The License to Acquire Property is required for non-Bermudians wishing to buy a home in Bermuda. The government charges a license to purchase fee of 8% of the price of a house and 6% if you are buying a condo, if it is granted. The review process is handled by a local property lawyer available through all the legal firms and is designed to determine that you are financially independent and that you are not an 'undesirable' person. Personal and financial references will be required and some research will be conducted. Your local property lawyer will co-ordinate the process for you.
This is for the most part split by 50% Purchaser and 50% Vendor (in equal shares as a norm), however negotiations can lead to one party paying both legal fees and stamp duty.
Stamp Duties are charged on a sliding scale indicated as follows:
(i) on the first $100,000 of that amount or value, or any part thereof, 2.5 per centum; (ii) on the next $400,000 of that amount or value, or any part thereof, 3 per centum; (iii) on the next $500,000 of that amount or value, or any part thereof, 4 per centum; (iv) on the next $500,000 of that amount or value, (over $1,000,000 but not exceeding $1,500,000) or any part thereof, 5 per centum; (v) thereafter 6 per centum;
Financing: What institutions in Bermuda provide funds?
The three local banks provide financing. Bank of Bermuda (HSBC), The Bank of Butterfield, or Capital-G Bank. Purchasers wishing to finance should get advice from their existing banker and may wish to talk to the local banks about their personal financial position.
Bermuda's Department of Planning ultimately determines what can and cannot be done by way of development, however their guidelines are set out in written form. It is highly recommended that you seek advice from an architect who has a good track record at working with the Planning Department.
The potential for subdivision will be governed by the zoning of the area. Non-Bermudians may not subdivide unless the portion subdivided is sold to a Bermudian and the portion retained has a qualifying ARV. Other rules apply and legal advice should be obtained if this is a consideration.
Residential properties are typically zoned either Residential 1 or Residential 2. Residential 1 is higher density than Residential 2. I can supply a copy of the complete guidelines if you would like more specifics.
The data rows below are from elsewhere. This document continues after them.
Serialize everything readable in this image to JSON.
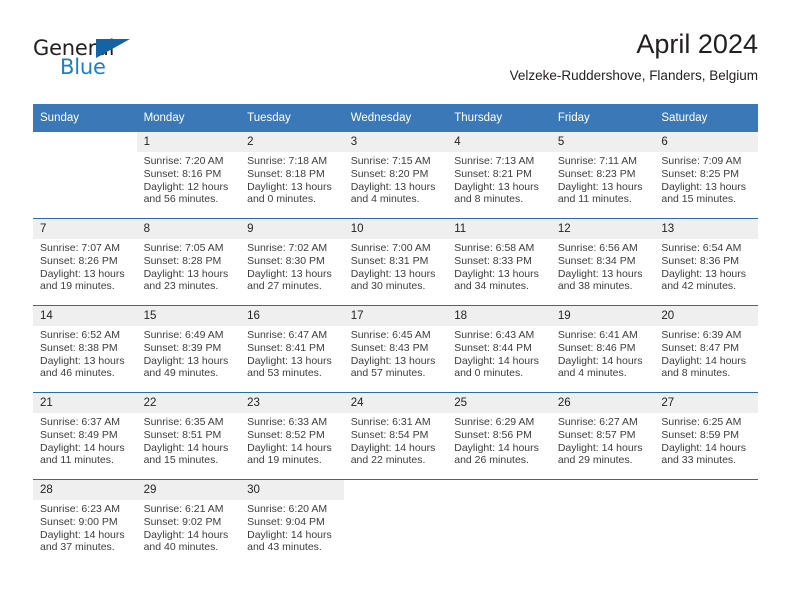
{
  "brand": {
    "name_part1": "General",
    "name_part2": "Blue",
    "triangle_icon": "triangle-icon",
    "colors": {
      "dark": "#231f20",
      "blue": "#1f7fc4",
      "triangle": "#1464a5"
    }
  },
  "header": {
    "month_title": "April 2024",
    "location": "Velzeke-Ruddershove, Flanders, Belgium"
  },
  "theme": {
    "header_bg": "#3b78b8",
    "header_text": "#ffffff",
    "row_divider": "#2e6da4",
    "daynum_bg": "#efefef",
    "body_text": "#3d3d3d"
  },
  "weekdays": [
    "Sunday",
    "Monday",
    "Tuesday",
    "Wednesday",
    "Thursday",
    "Friday",
    "Saturday"
  ],
  "weeks": [
    [
      {
        "day": "",
        "sunrise": "",
        "sunset": "",
        "daylight1": "",
        "daylight2": ""
      },
      {
        "day": "1",
        "sunrise": "Sunrise: 7:20 AM",
        "sunset": "Sunset: 8:16 PM",
        "daylight1": "Daylight: 12 hours",
        "daylight2": "and 56 minutes."
      },
      {
        "day": "2",
        "sunrise": "Sunrise: 7:18 AM",
        "sunset": "Sunset: 8:18 PM",
        "daylight1": "Daylight: 13 hours",
        "daylight2": "and 0 minutes."
      },
      {
        "day": "3",
        "sunrise": "Sunrise: 7:15 AM",
        "sunset": "Sunset: 8:20 PM",
        "daylight1": "Daylight: 13 hours",
        "daylight2": "and 4 minutes."
      },
      {
        "day": "4",
        "sunrise": "Sunrise: 7:13 AM",
        "sunset": "Sunset: 8:21 PM",
        "daylight1": "Daylight: 13 hours",
        "daylight2": "and 8 minutes."
      },
      {
        "day": "5",
        "sunrise": "Sunrise: 7:11 AM",
        "sunset": "Sunset: 8:23 PM",
        "daylight1": "Daylight: 13 hours",
        "daylight2": "and 11 minutes."
      },
      {
        "day": "6",
        "sunrise": "Sunrise: 7:09 AM",
        "sunset": "Sunset: 8:25 PM",
        "daylight1": "Daylight: 13 hours",
        "daylight2": "and 15 minutes."
      }
    ],
    [
      {
        "day": "7",
        "sunrise": "Sunrise: 7:07 AM",
        "sunset": "Sunset: 8:26 PM",
        "daylight1": "Daylight: 13 hours",
        "daylight2": "and 19 minutes."
      },
      {
        "day": "8",
        "sunrise": "Sunrise: 7:05 AM",
        "sunset": "Sunset: 8:28 PM",
        "daylight1": "Daylight: 13 hours",
        "daylight2": "and 23 minutes."
      },
      {
        "day": "9",
        "sunrise": "Sunrise: 7:02 AM",
        "sunset": "Sunset: 8:30 PM",
        "daylight1": "Daylight: 13 hours",
        "daylight2": "and 27 minutes."
      },
      {
        "day": "10",
        "sunrise": "Sunrise: 7:00 AM",
        "sunset": "Sunset: 8:31 PM",
        "daylight1": "Daylight: 13 hours",
        "daylight2": "and 30 minutes."
      },
      {
        "day": "11",
        "sunrise": "Sunrise: 6:58 AM",
        "sunset": "Sunset: 8:33 PM",
        "daylight1": "Daylight: 13 hours",
        "daylight2": "and 34 minutes."
      },
      {
        "day": "12",
        "sunrise": "Sunrise: 6:56 AM",
        "sunset": "Sunset: 8:34 PM",
        "daylight1": "Daylight: 13 hours",
        "daylight2": "and 38 minutes."
      },
      {
        "day": "13",
        "sunrise": "Sunrise: 6:54 AM",
        "sunset": "Sunset: 8:36 PM",
        "daylight1": "Daylight: 13 hours",
        "daylight2": "and 42 minutes."
      }
    ],
    [
      {
        "day": "14",
        "sunrise": "Sunrise: 6:52 AM",
        "sunset": "Sunset: 8:38 PM",
        "daylight1": "Daylight: 13 hours",
        "daylight2": "and 46 minutes."
      },
      {
        "day": "15",
        "sunrise": "Sunrise: 6:49 AM",
        "sunset": "Sunset: 8:39 PM",
        "daylight1": "Daylight: 13 hours",
        "daylight2": "and 49 minutes."
      },
      {
        "day": "16",
        "sunrise": "Sunrise: 6:47 AM",
        "sunset": "Sunset: 8:41 PM",
        "daylight1": "Daylight: 13 hours",
        "daylight2": "and 53 minutes."
      },
      {
        "day": "17",
        "sunrise": "Sunrise: 6:45 AM",
        "sunset": "Sunset: 8:43 PM",
        "daylight1": "Daylight: 13 hours",
        "daylight2": "and 57 minutes."
      },
      {
        "day": "18",
        "sunrise": "Sunrise: 6:43 AM",
        "sunset": "Sunset: 8:44 PM",
        "daylight1": "Daylight: 14 hours",
        "daylight2": "and 0 minutes."
      },
      {
        "day": "19",
        "sunrise": "Sunrise: 6:41 AM",
        "sunset": "Sunset: 8:46 PM",
        "daylight1": "Daylight: 14 hours",
        "daylight2": "and 4 minutes."
      },
      {
        "day": "20",
        "sunrise": "Sunrise: 6:39 AM",
        "sunset": "Sunset: 8:47 PM",
        "daylight1": "Daylight: 14 hours",
        "daylight2": "and 8 minutes."
      }
    ],
    [
      {
        "day": "21",
        "sunrise": "Sunrise: 6:37 AM",
        "sunset": "Sunset: 8:49 PM",
        "daylight1": "Daylight: 14 hours",
        "daylight2": "and 11 minutes."
      },
      {
        "day": "22",
        "sunrise": "Sunrise: 6:35 AM",
        "sunset": "Sunset: 8:51 PM",
        "daylight1": "Daylight: 14 hours",
        "daylight2": "and 15 minutes."
      },
      {
        "day": "23",
        "sunrise": "Sunrise: 6:33 AM",
        "sunset": "Sunset: 8:52 PM",
        "daylight1": "Daylight: 14 hours",
        "daylight2": "and 19 minutes."
      },
      {
        "day": "24",
        "sunrise": "Sunrise: 6:31 AM",
        "sunset": "Sunset: 8:54 PM",
        "daylight1": "Daylight: 14 hours",
        "daylight2": "and 22 minutes."
      },
      {
        "day": "25",
        "sunrise": "Sunrise: 6:29 AM",
        "sunset": "Sunset: 8:56 PM",
        "daylight1": "Daylight: 14 hours",
        "daylight2": "and 26 minutes."
      },
      {
        "day": "26",
        "sunrise": "Sunrise: 6:27 AM",
        "sunset": "Sunset: 8:57 PM",
        "daylight1": "Daylight: 14 hours",
        "daylight2": "and 29 minutes."
      },
      {
        "day": "27",
        "sunrise": "Sunrise: 6:25 AM",
        "sunset": "Sunset: 8:59 PM",
        "daylight1": "Daylight: 14 hours",
        "daylight2": "and 33 minutes."
      }
    ],
    [
      {
        "day": "28",
        "sunrise": "Sunrise: 6:23 AM",
        "sunset": "Sunset: 9:00 PM",
        "daylight1": "Daylight: 14 hours",
        "daylight2": "and 37 minutes."
      },
      {
        "day": "29",
        "sunrise": "Sunrise: 6:21 AM",
        "sunset": "Sunset: 9:02 PM",
        "daylight1": "Daylight: 14 hours",
        "daylight2": "and 40 minutes."
      },
      {
        "day": "30",
        "sunrise": "Sunrise: 6:20 AM",
        "sunset": "Sunset: 9:04 PM",
        "daylight1": "Daylight: 14 hours",
        "daylight2": "and 43 minutes."
      },
      {
        "day": "",
        "sunrise": "",
        "sunset": "",
        "daylight1": "",
        "daylight2": ""
      },
      {
        "day": "",
        "sunrise": "",
        "sunset": "",
        "daylight1": "",
        "daylight2": ""
      },
      {
        "day": "",
        "sunrise": "",
        "sunset": "",
        "daylight1": "",
        "daylight2": ""
      },
      {
        "day": "",
        "sunrise": "",
        "sunset": "",
        "daylight1": "",
        "daylight2": ""
      }
    ]
  ]
}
The Bermuda Plan 1992 - Planning Statement is the book to which you should refer to find out the details of allowable site coverage, set backs, etc. for any given area. The Bermuda Plan - 1992 MAPS will show the 1992 zoning for every part of the island. A direct resource for this information can be foiund at http://www.landvaluation.bm
Bermuda's land taxes are relatively low by world standards. Payable twice a year, they are calculated annually on a sliding scale based on the ARV (government-assessed 'Annual Rental Value'), not the 'value' of the property. The tax rates are published at http://www.landvaluation.bm
Bermuda's crime rate is low by any standard, with very petty burglaries seeming to be the most prevalent crime. Almost all of Bermuda is, therefore, relatively secure. The prime residential areas have a particularly low crime rate. These include, among others, Tuckers Town, Fairylands, Point Shares, Paget's south shore, Harbour Road, and many other sections of the island.
“Jack Kripl was an outstanding representative. My husband and myself recently moved into beautiful bermuda and it has been nothing but one pleasant surprise after another. I can highly recommend Mr. Kripl and his team at Coldwell Banker Bermuda.”
- Stacy Allen
“Selling our second home with Jack was just as painless as the first time! There is no better realtor in Bermuda.”